- Data supplied
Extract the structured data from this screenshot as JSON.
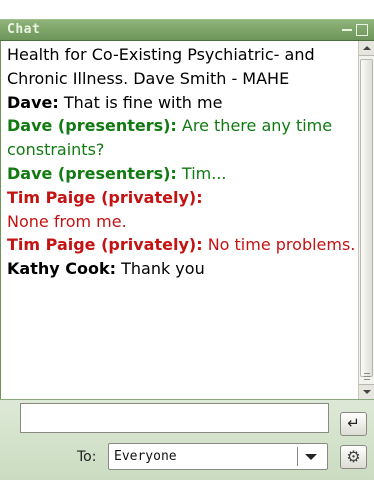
{
  "window": {
    "title": "Chat"
  },
  "messages": [
    {
      "sender": "",
      "text": "Health for Co-Existing Psychiatric- and Chronic Illness.  Dave Smith - MAHE",
      "color": "black"
    },
    {
      "sender": "Dave:",
      "text": "That is fine with me",
      "color": "black"
    },
    {
      "sender": "Dave (presenters):",
      "text": "Are there any time constraints?",
      "color": "green"
    },
    {
      "sender": "Dave (presenters):",
      "text": "Tim...",
      "color": "green"
    },
    {
      "sender": "Tim Paige  (privately):",
      "text": "None from me.",
      "color": "red"
    },
    {
      "sender": "Tim Paige  (privately):",
      "text": "No time problems.",
      "color": "red"
    },
    {
      "sender": "Kathy Cook:",
      "text": "Thank you",
      "color": "black"
    }
  ],
  "input": {
    "value": ""
  },
  "send": {
    "icon": "enter-icon",
    "glyph": "↵"
  },
  "recipient": {
    "label": "To:",
    "value": "Everyone"
  },
  "settings": {
    "icon": "gear-icon",
    "glyph": "⚙"
  },
  "colors": {
    "black": "#000000",
    "green": "#117a11",
    "red": "#c41313",
    "title_bar": "#7ea56a"
  }
}
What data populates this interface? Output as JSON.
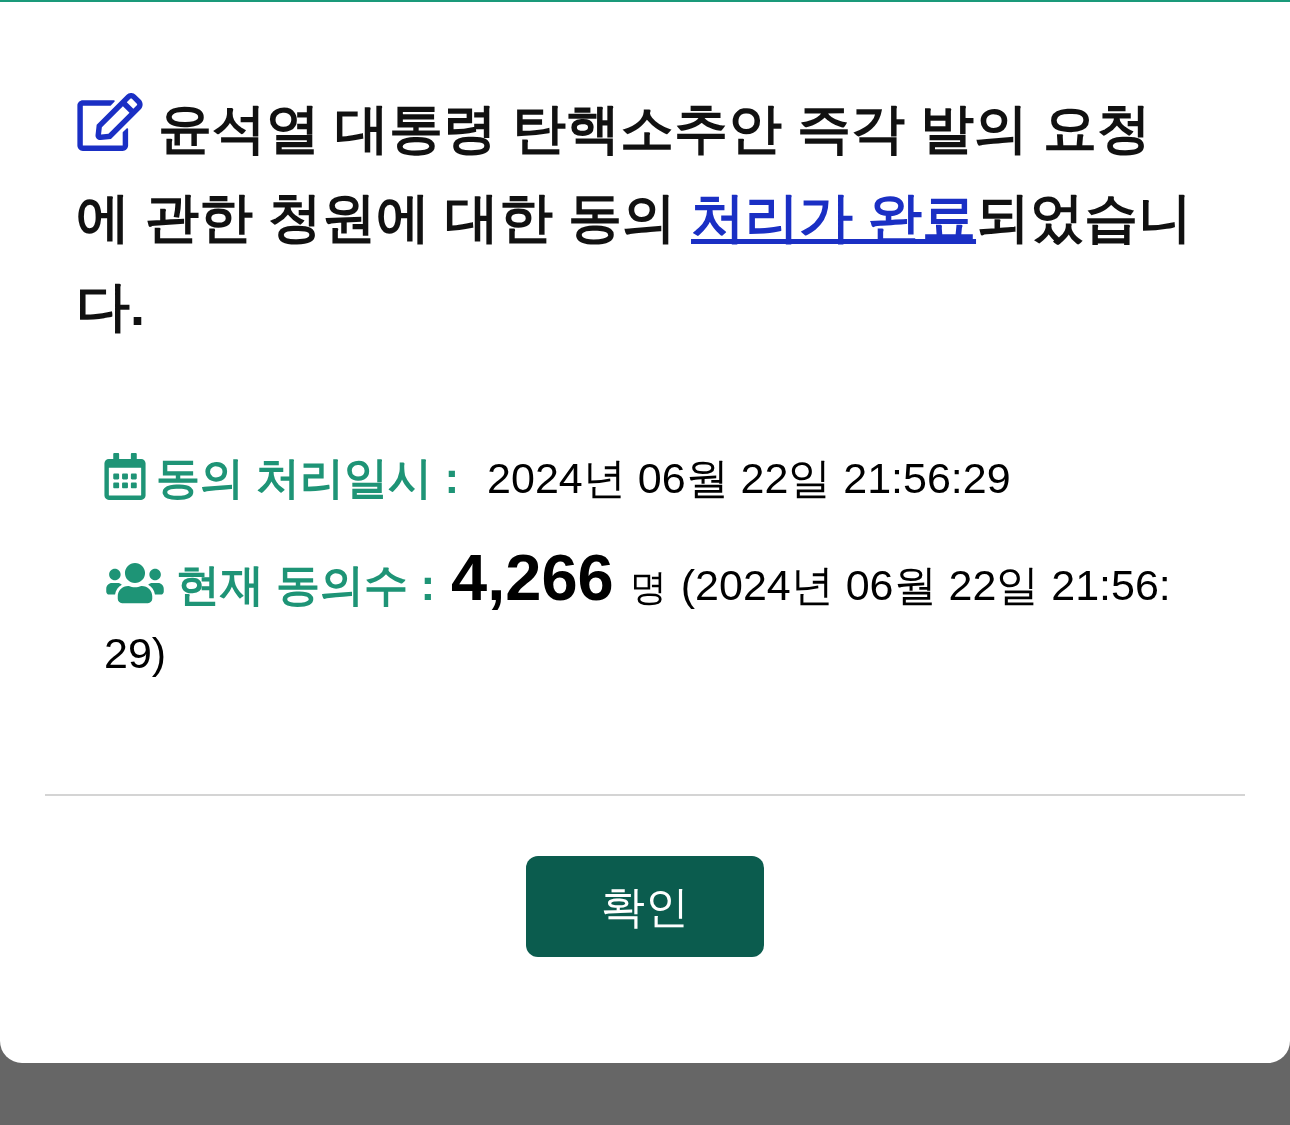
{
  "dialog": {
    "title": {
      "text_before": "윤석열 대통령 탄핵소추안 즉각 발의 요청에 관한 청원에 대한 동의 ",
      "link": "처리가 완료",
      "text_after": "되었습니다."
    },
    "details": [
      {
        "kind": "datetime",
        "label": "동의 처리일시 :",
        "value": "2024년 06월 22일 21:56:29"
      },
      {
        "kind": "count",
        "label": "현재 동의수 :",
        "count": "4,266",
        "unit": "명",
        "note": "(2024년 06월 22일 21:56:29)"
      }
    ],
    "buttons": [
      {
        "label": "확인"
      }
    ]
  }
}
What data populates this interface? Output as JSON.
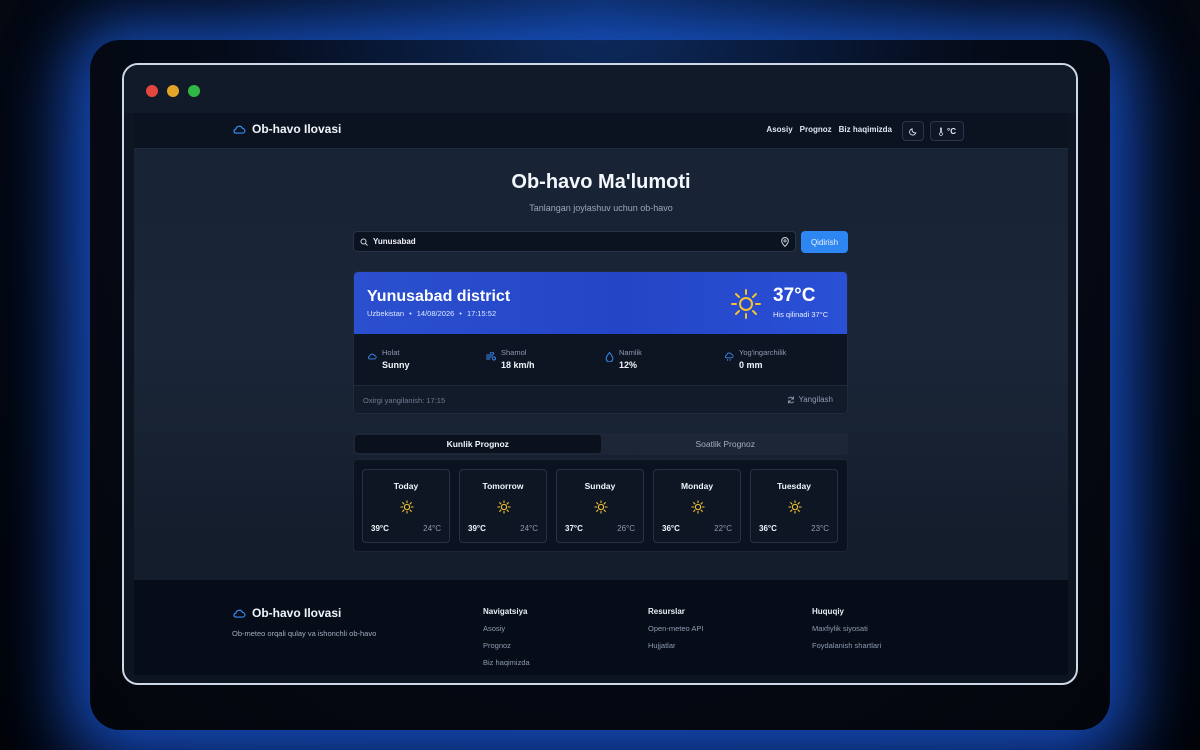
{
  "colors": {
    "accent": "#2e86f2",
    "header_gradient_start": "#2a4fcf",
    "sun": "#f2c230",
    "background": "#172235"
  },
  "navbar": {
    "brand": "Ob-havo Ilovasi",
    "links": [
      "Asosiy",
      "Prognoz",
      "Biz haqimizda"
    ],
    "theme_icon": "moon-icon",
    "unit_label": "°C"
  },
  "hero": {
    "title": "Ob-havo Ma'lumoti",
    "subtitle": "Tanlangan joylashuv uchun ob-havo"
  },
  "search": {
    "value": "Yunusabad",
    "button": "Qidirish"
  },
  "current": {
    "location": "Yunusabad district",
    "country": "Uzbekistan",
    "date": "14/08/2026",
    "time": "17:15:52",
    "temperature": "37°C",
    "feels_like": "His qilinadi 37°C",
    "stats": [
      {
        "label": "Holat",
        "value": "Sunny",
        "icon": "cloud-icon"
      },
      {
        "label": "Shamol",
        "value": "18 km/h",
        "icon": "wind-icon"
      },
      {
        "label": "Namlik",
        "value": "12%",
        "icon": "humidity-icon"
      },
      {
        "label": "Yog'ingarchilik",
        "value": "0 mm",
        "icon": "rain-icon"
      }
    ],
    "updated": "Oxirgi yangilanish: 17:15",
    "refresh": "Yangilash"
  },
  "tabs": [
    "Kunlik Prognoz",
    "Soatlik Prognoz"
  ],
  "forecast": [
    {
      "day": "Today",
      "max": "39°C",
      "min": "24°C"
    },
    {
      "day": "Tomorrow",
      "max": "39°C",
      "min": "24°C"
    },
    {
      "day": "Sunday",
      "max": "37°C",
      "min": "26°C"
    },
    {
      "day": "Monday",
      "max": "36°C",
      "min": "22°C"
    },
    {
      "day": "Tuesday",
      "max": "36°C",
      "min": "23°C"
    }
  ],
  "footer": {
    "brand": "Ob-havo Ilovasi",
    "tagline": "Ob-meteo orqali qulay va ishonchli ob-havo",
    "columns": [
      {
        "title": "Navigatsiya",
        "links": [
          "Asosiy",
          "Prognoz",
          "Biz haqimizda"
        ]
      },
      {
        "title": "Resurslar",
        "links": [
          "Open-meteo API",
          "Hujjatlar"
        ]
      },
      {
        "title": "Huquqiy",
        "links": [
          "Maxfiylik siyosati",
          "Foydalanish shartlari"
        ]
      }
    ]
  }
}
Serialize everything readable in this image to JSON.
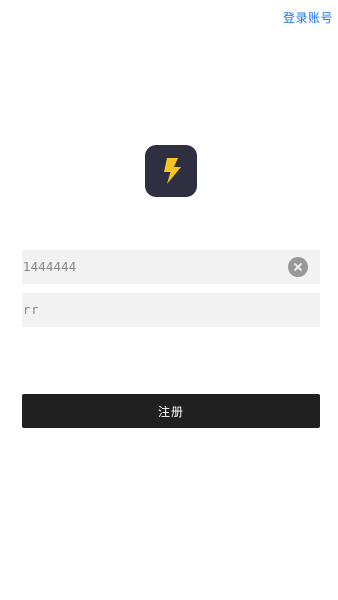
{
  "header": {
    "login_link": "登录账号"
  },
  "logo": {
    "icon": "lightning-bolt-icon",
    "background_color": "#2e3042",
    "bolt_color": "#f7c51e"
  },
  "form": {
    "phone": {
      "value": "1444444",
      "clear_icon": "clear-circle-x-icon"
    },
    "code": {
      "value": "rr"
    },
    "submit_label": "注册"
  },
  "colors": {
    "link": "#1a73e8",
    "button_bg": "#202020",
    "field_bg": "#f2f2f2"
  }
}
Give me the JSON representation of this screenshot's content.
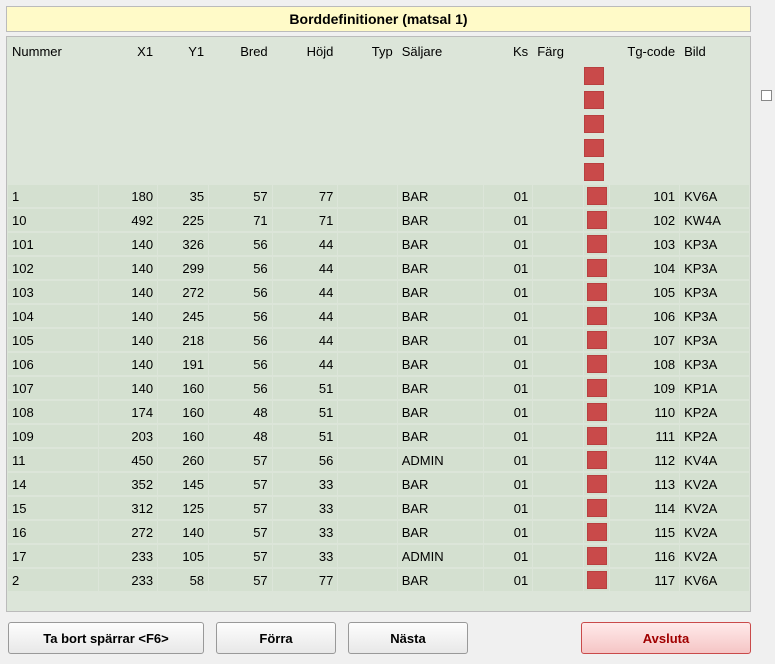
{
  "title": "Borddefinitioner (matsal   1)",
  "columns": {
    "nummer": "Nummer",
    "x1": "X1",
    "y1": "Y1",
    "bred": "Bred",
    "hojd": "Höjd",
    "typ": "Typ",
    "saljare": "Säljare",
    "ks": "Ks",
    "farg": "Färg",
    "tgcode": "Tg-code",
    "bild": "Bild"
  },
  "blank_prefix_rows": 5,
  "color_swatch": "#c94a4a",
  "rows": [
    {
      "nummer": "1",
      "x1": "180",
      "y1": "35",
      "bred": "57",
      "hojd": "77",
      "typ": "",
      "saljare": "BAR",
      "ks": "01",
      "farg": "",
      "tg": "101",
      "bild": "KV6A"
    },
    {
      "nummer": "10",
      "x1": "492",
      "y1": "225",
      "bred": "71",
      "hojd": "71",
      "typ": "",
      "saljare": "BAR",
      "ks": "01",
      "farg": "",
      "tg": "102",
      "bild": "KW4A"
    },
    {
      "nummer": "101",
      "x1": "140",
      "y1": "326",
      "bred": "56",
      "hojd": "44",
      "typ": "",
      "saljare": "BAR",
      "ks": "01",
      "farg": "",
      "tg": "103",
      "bild": "KP3A"
    },
    {
      "nummer": "102",
      "x1": "140",
      "y1": "299",
      "bred": "56",
      "hojd": "44",
      "typ": "",
      "saljare": "BAR",
      "ks": "01",
      "farg": "",
      "tg": "104",
      "bild": "KP3A"
    },
    {
      "nummer": "103",
      "x1": "140",
      "y1": "272",
      "bred": "56",
      "hojd": "44",
      "typ": "",
      "saljare": "BAR",
      "ks": "01",
      "farg": "",
      "tg": "105",
      "bild": "KP3A"
    },
    {
      "nummer": "104",
      "x1": "140",
      "y1": "245",
      "bred": "56",
      "hojd": "44",
      "typ": "",
      "saljare": "BAR",
      "ks": "01",
      "farg": "",
      "tg": "106",
      "bild": "KP3A"
    },
    {
      "nummer": "105",
      "x1": "140",
      "y1": "218",
      "bred": "56",
      "hojd": "44",
      "typ": "",
      "saljare": "BAR",
      "ks": "01",
      "farg": "",
      "tg": "107",
      "bild": "KP3A"
    },
    {
      "nummer": "106",
      "x1": "140",
      "y1": "191",
      "bred": "56",
      "hojd": "44",
      "typ": "",
      "saljare": "BAR",
      "ks": "01",
      "farg": "",
      "tg": "108",
      "bild": "KP3A"
    },
    {
      "nummer": "107",
      "x1": "140",
      "y1": "160",
      "bred": "56",
      "hojd": "51",
      "typ": "",
      "saljare": "BAR",
      "ks": "01",
      "farg": "",
      "tg": "109",
      "bild": "KP1A"
    },
    {
      "nummer": "108",
      "x1": "174",
      "y1": "160",
      "bred": "48",
      "hojd": "51",
      "typ": "",
      "saljare": "BAR",
      "ks": "01",
      "farg": "",
      "tg": "110",
      "bild": "KP2A"
    },
    {
      "nummer": "109",
      "x1": "203",
      "y1": "160",
      "bred": "48",
      "hojd": "51",
      "typ": "",
      "saljare": "BAR",
      "ks": "01",
      "farg": "",
      "tg": "111",
      "bild": "KP2A"
    },
    {
      "nummer": "11",
      "x1": "450",
      "y1": "260",
      "bred": "57",
      "hojd": "56",
      "typ": "",
      "saljare": "ADMIN",
      "ks": "01",
      "farg": "",
      "tg": "112",
      "bild": "KV4A"
    },
    {
      "nummer": "14",
      "x1": "352",
      "y1": "145",
      "bred": "57",
      "hojd": "33",
      "typ": "",
      "saljare": "BAR",
      "ks": "01",
      "farg": "",
      "tg": "113",
      "bild": "KV2A"
    },
    {
      "nummer": "15",
      "x1": "312",
      "y1": "125",
      "bred": "57",
      "hojd": "33",
      "typ": "",
      "saljare": "BAR",
      "ks": "01",
      "farg": "",
      "tg": "114",
      "bild": "KV2A"
    },
    {
      "nummer": "16",
      "x1": "272",
      "y1": "140",
      "bred": "57",
      "hojd": "33",
      "typ": "",
      "saljare": "BAR",
      "ks": "01",
      "farg": "",
      "tg": "115",
      "bild": "KV2A"
    },
    {
      "nummer": "17",
      "x1": "233",
      "y1": "105",
      "bred": "57",
      "hojd": "33",
      "typ": "",
      "saljare": "ADMIN",
      "ks": "01",
      "farg": "",
      "tg": "116",
      "bild": "KV2A"
    },
    {
      "nummer": "2",
      "x1": "233",
      "y1": "58",
      "bred": "57",
      "hojd": "77",
      "typ": "",
      "saljare": "BAR",
      "ks": "01",
      "farg": "",
      "tg": "117",
      "bild": "KV6A"
    }
  ],
  "buttons": {
    "remove_locks": "Ta bort spärrar <F6>",
    "previous": "Förra",
    "next": "Nästa",
    "close": "Avsluta"
  }
}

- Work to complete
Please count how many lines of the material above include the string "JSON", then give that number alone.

- Output
5